However, as NRF points out, Black Friday–weekend sales are not necessarily indicative of how overall holiday shopping will play out. "It was the consumers' search for deals and bargains that drove the weekend traffic rather than their confidence in the economy," says Phil Rist, executive vice president of BIGresearch, which conducted the survey for the NRF.

Indeed, ShopperTrak, which tracks traffic and sales at more than 30,000 retail locations (but not online stores), reported a 2.2% traffic increase and only a 0.3% rise in sales on Black Friday itself from a year ago. The firm's founder, Bill Martin, says the modest sales gain was below expectations and likely reflects consumer insistence on bargains before actually spending. "We had anticipated the holiday season would see a 3.2% rise and you would think that some of that would translate to Black Friday, and so it's below our expectations," says Martin.

Still, it may be, as Martin speculates, that early-November sales and door-buster events cut into Black Friday sales. He notes that sales and traffic in the first two weeks of November rose 6.1% and 6.2% respectively over year-ago levels. "Retailers were very conscious of driving traffic early in November and in doing so, some might have thinned Black Friday spending a bit," he says.

Martin is maintaining his 3.2% sales increase projection for the 2010 holiday season, while the NRF reiterated its 2.3% projection.

By contrast, online shopping did not disappoint this weekend, as cybersales on Thanksgiving Day, Black Friday and Saturday surged 14% from the same period a year ago, according to John Squire, chief strategy officer at IBM Coremetrics, which tracks online marketing and sales. Ellen Davis, a vice president at NRF, estimates one-third of all Black Friday–weekend retail dollars were spent online.
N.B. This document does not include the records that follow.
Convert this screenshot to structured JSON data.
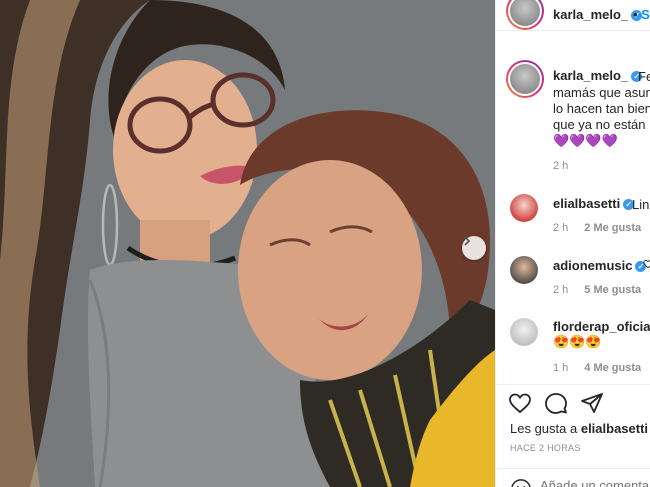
{
  "post_author": {
    "username": "karla_melo_",
    "verified": true,
    "follow_label": "S"
  },
  "caption": {
    "username": "karla_melo_",
    "lines": [
      "Fe",
      "mamás que asum",
      "lo hacen tan bien!",
      "que ya no están"
    ],
    "emoji": "💜💜💜💜",
    "time": "2 h"
  },
  "comments": [
    {
      "username": "elialbasetti",
      "verified": true,
      "text": "Lin",
      "time": "2 h",
      "likes": "2 Me gusta"
    },
    {
      "username": "adionemusic",
      "verified": true,
      "text": "",
      "time": "2 h",
      "likes": "5 Me gusta"
    },
    {
      "username": "florderap_oficial_",
      "verified": false,
      "text": "😍😍😍",
      "time": "1 h",
      "likes": "4 Me gusta"
    }
  ],
  "likes": {
    "prefix": "Les gusta a",
    "user": "elialbasetti",
    "suffix": "y"
  },
  "time_ago": "HACE 2 HORAS",
  "add_comment": {
    "placeholder": "Añade un comentario..."
  },
  "icons": {
    "next": "chevron-right-icon",
    "like": "heart-icon",
    "comment": "comment-icon",
    "share": "share-icon",
    "emoji": "emoji-icon"
  },
  "colors": {
    "link": "#0095f6",
    "verified": "#3897f0",
    "muted": "#8e8e8e",
    "text": "#262626"
  }
}
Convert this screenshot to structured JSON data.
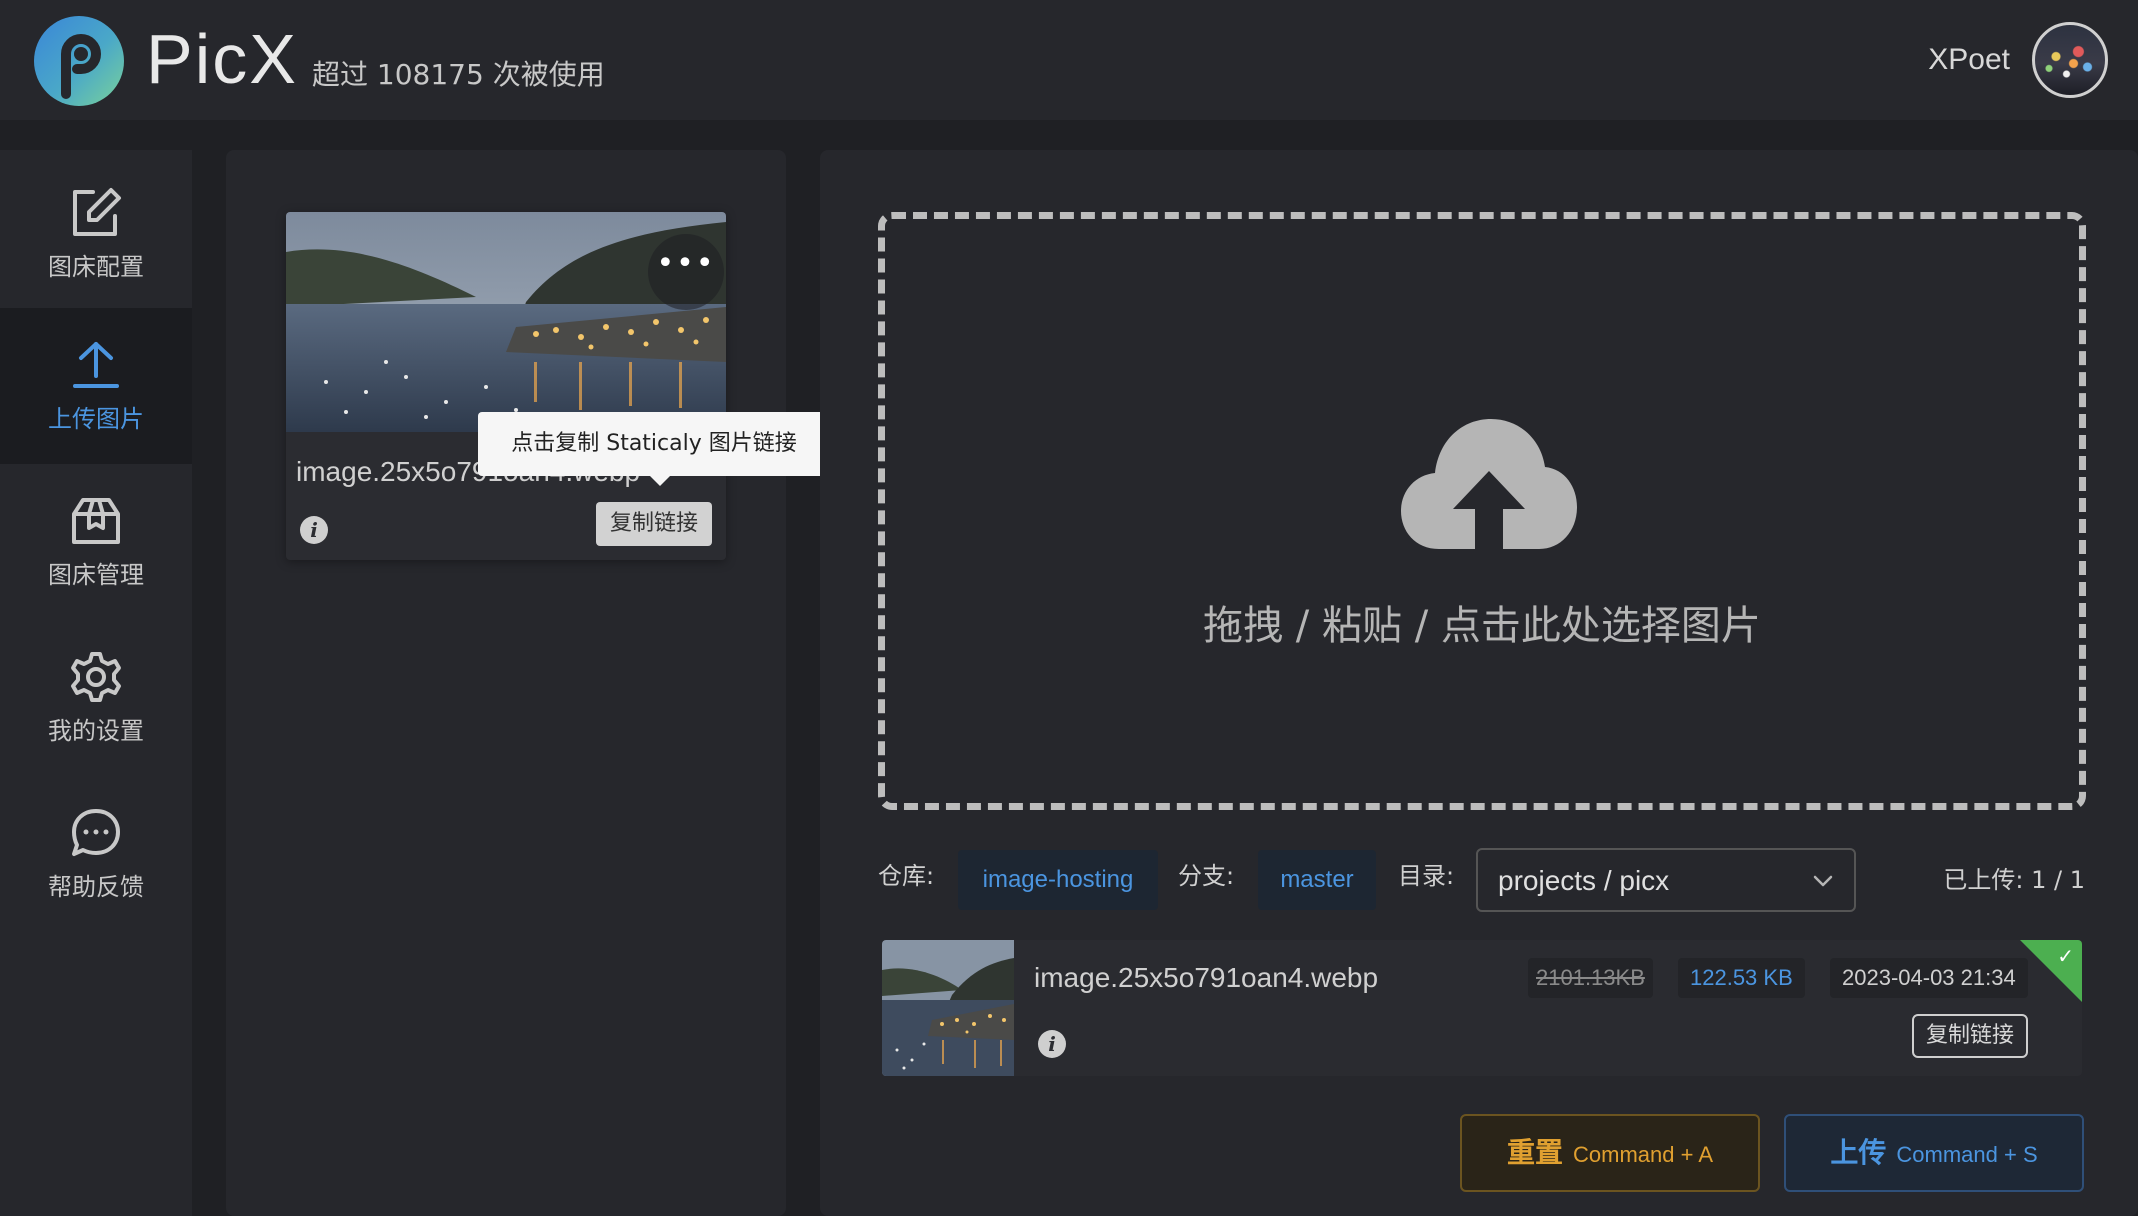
{
  "header": {
    "brand": "PicX",
    "usage": "超过 108175 次被使用",
    "username": "XPoet"
  },
  "sidebar": {
    "items": [
      {
        "label": "图床配置",
        "icon": "edit-icon"
      },
      {
        "label": "上传图片",
        "icon": "upload-icon"
      },
      {
        "label": "图床管理",
        "icon": "package-icon"
      },
      {
        "label": "我的设置",
        "icon": "gear-icon"
      },
      {
        "label": "帮助反馈",
        "icon": "chat-icon"
      }
    ],
    "active_index": 1
  },
  "history": {
    "card": {
      "filename": "image.25x5o791oan4.webp",
      "copy_label": "复制链接",
      "more_label": "•••"
    },
    "tooltip": "点击复制 Staticaly 图片链接"
  },
  "drop_zone": {
    "text": "拖拽 / 粘贴 / 点击此处选择图片"
  },
  "settings": {
    "repo_label": "仓库:",
    "repo_value": "image-hosting",
    "branch_label": "分支:",
    "branch_value": "master",
    "dir_label": "目录:",
    "dir_value": "projects / picx",
    "uploaded_count": "已上传: 1 / 1"
  },
  "uploaded_item": {
    "filename": "image.25x5o791oan4.webp",
    "original_size": "2101.13KB",
    "compressed_size": "122.53 KB",
    "time": "2023-04-03 21:34",
    "copy_label": "复制链接",
    "status": "success"
  },
  "actions": {
    "reset_label": "重置",
    "reset_shortcut": "Command + A",
    "upload_label": "上传",
    "upload_shortcut": "Command + S"
  },
  "colors": {
    "accent": "#4b95e0",
    "warning": "#e0a030",
    "success": "#4caf50",
    "background": "#1f2024",
    "panel": "#26272c"
  }
}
Sales on Thanksgiving Thursday were particularly strong, soaring more than 30%, while Black Friday online sales climbed 15.9%, says Squire. Jewelry sales saw the biggest year-over-year gains, rising 17.6%, says Squire. In fact, the number of people buying jewelry jumped to 14.3% of all shoppers from 11.7% a year ago, indicating "consumer appetite for more of those fun discretionary gifts is back," says the NRF's Davis.

Experts say they wouldn't be surprised if retailers slap even heftier discounts on items in the weeks leading up to Christmas. Since Christmas falls on a Saturday, retailers will have one fewer weekend to sell merchandise, says Laura Gurski, partner and head of A.T. Kearney's retail practice. Also, many are feeling pressured by shoppers who are using phone apps to compare prices while they're in the store aisles.

It took promotions of 40% to 50% off to get customers into the stores over the Black Friday weekend, says Keith Jelinek, director in the Global Retail Practice at AlixPartners, a business-advisory firm. "I suspect we will see a continuation [of this] between now and Christmas Eve," he says.